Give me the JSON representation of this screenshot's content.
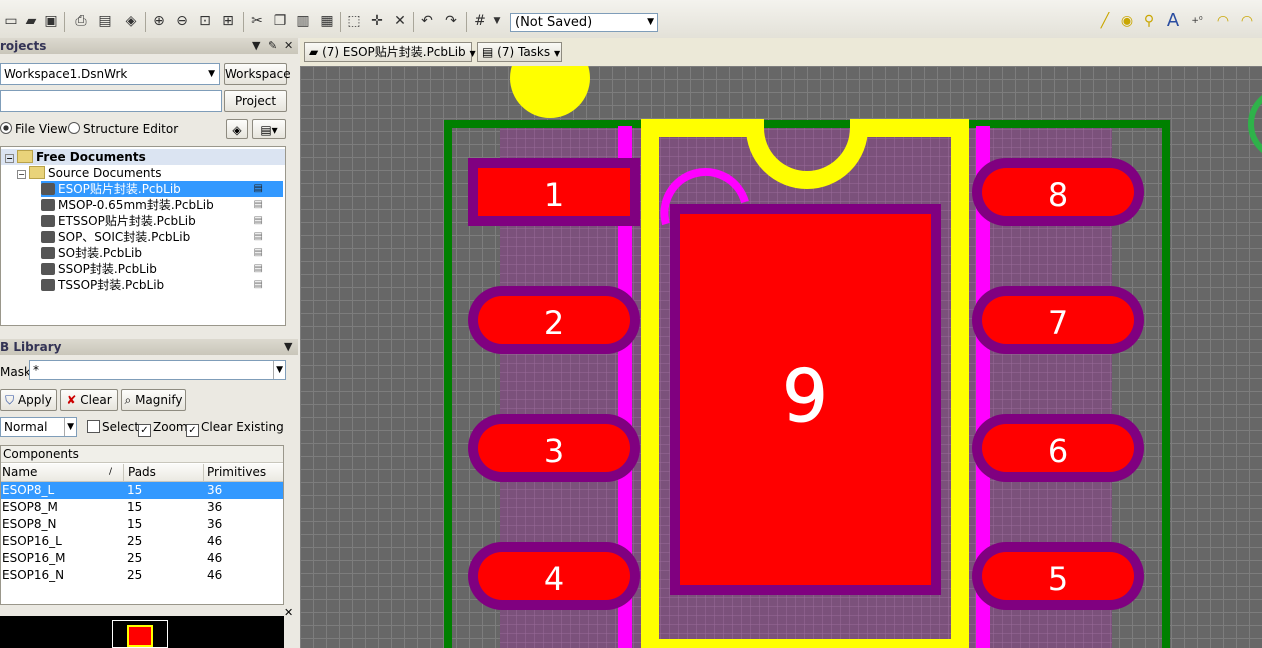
{
  "toolbar": {
    "status_combo": "(Not Saved)"
  },
  "projects_panel": {
    "title": "rojects",
    "workspace_value": "Workspace1.DsnWrk",
    "workspace_button": "Workspace",
    "project_button": "Project",
    "file_view_label": "File View",
    "structure_editor_label": "Structure Editor"
  },
  "tree": {
    "root": "Free Documents",
    "source_folder": "Source Documents",
    "items": [
      "ESOP贴片封装.PcbLib",
      "MSOP-0.65mm封装.PcbLib",
      "ETSSOP贴片封装.PcbLib",
      "SOP、SOIC封装.PcbLib",
      "SO封装.PcbLib",
      "SSOP封装.PcbLib",
      "TSSOP封装.PcbLib"
    ]
  },
  "library_panel": {
    "title": "B Library",
    "mask_label": "Mask",
    "mask_value": "*",
    "apply_button": "Apply",
    "clear_button": "Clear",
    "magnify_button": "Magnify",
    "mode_value": "Normal",
    "select_label": "Select",
    "zoom_label": "Zoom",
    "clear_existing_label": "Clear Existing",
    "components_header": "Components",
    "columns": [
      "Name",
      "Pads",
      "Primitives"
    ],
    "rows": [
      [
        "ESOP8_L",
        "15",
        "36"
      ],
      [
        "ESOP8_M",
        "15",
        "36"
      ],
      [
        "ESOP8_N",
        "15",
        "36"
      ],
      [
        "ESOP16_L",
        "25",
        "46"
      ],
      [
        "ESOP16_M",
        "25",
        "46"
      ],
      [
        "ESOP16_N",
        "25",
        "46"
      ]
    ]
  },
  "tabs": {
    "doc_tab": "(7) ESOP贴片封装.PcbLib",
    "tasks_tab": "(7) Tasks"
  },
  "pcb": {
    "pads_left": [
      "1",
      "2",
      "3",
      "4"
    ],
    "pads_right": [
      "8",
      "7",
      "6",
      "5"
    ],
    "center_pad": "9"
  },
  "colors": {
    "pad": "#ff0000",
    "pad_mask": "#800080",
    "silk": "#ffff00",
    "board": "#008000",
    "keepout": "#ff00ff"
  }
}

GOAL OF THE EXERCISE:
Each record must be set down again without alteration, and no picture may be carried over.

REPLY TO THE EXERCISE:
Give me the JSON representation of this screenshot's content.
{
  "toolbar": {
    "status_combo": "(Not Saved)"
  },
  "projects_panel": {
    "title": "rojects",
    "workspace_value": "Workspace1.DsnWrk",
    "workspace_button": "Workspace",
    "project_button": "Project",
    "file_view_label": "File View",
    "structure_editor_label": "Structure Editor"
  },
  "tree": {
    "root": "Free Documents",
    "source_folder": "Source Documents",
    "items": [
      "ESOP贴片封装.PcbLib",
      "MSOP-0.65mm封装.PcbLib",
      "ETSSOP贴片封装.PcbLib",
      "SOP、SOIC封装.PcbLib",
      "SO封装.PcbLib",
      "SSOP封装.PcbLib",
      "TSSOP封装.PcbLib"
    ]
  },
  "library_panel": {
    "title": "B Library",
    "mask_label": "Mask",
    "mask_value": "*",
    "apply_button": "Apply",
    "clear_button": "Clear",
    "magnify_button": "Magnify",
    "mode_value": "Normal",
    "select_label": "Select",
    "zoom_label": "Zoom",
    "clear_existing_label": "Clear Existing",
    "components_header": "Components",
    "columns": [
      "Name",
      "Pads",
      "Primitives"
    ],
    "rows": [
      [
        "ESOP8_L",
        "15",
        "36"
      ],
      [
        "ESOP8_M",
        "15",
        "36"
      ],
      [
        "ESOP8_N",
        "15",
        "36"
      ],
      [
        "ESOP16_L",
        "25",
        "46"
      ],
      [
        "ESOP16_M",
        "25",
        "46"
      ],
      [
        "ESOP16_N",
        "25",
        "46"
      ]
    ]
  },
  "tabs": {
    "doc_tab": "(7) ESOP贴片封装.PcbLib",
    "tasks_tab": "(7) Tasks"
  },
  "pcb": {
    "pads_left": [
      "1",
      "2",
      "3",
      "4"
    ],
    "pads_right": [
      "8",
      "7",
      "6",
      "5"
    ],
    "center_pad": "9"
  },
  "colors": {
    "pad": "#ff0000",
    "pad_mask": "#800080",
    "silk": "#ffff00",
    "board": "#008000",
    "keepout": "#ff00ff"
  }
}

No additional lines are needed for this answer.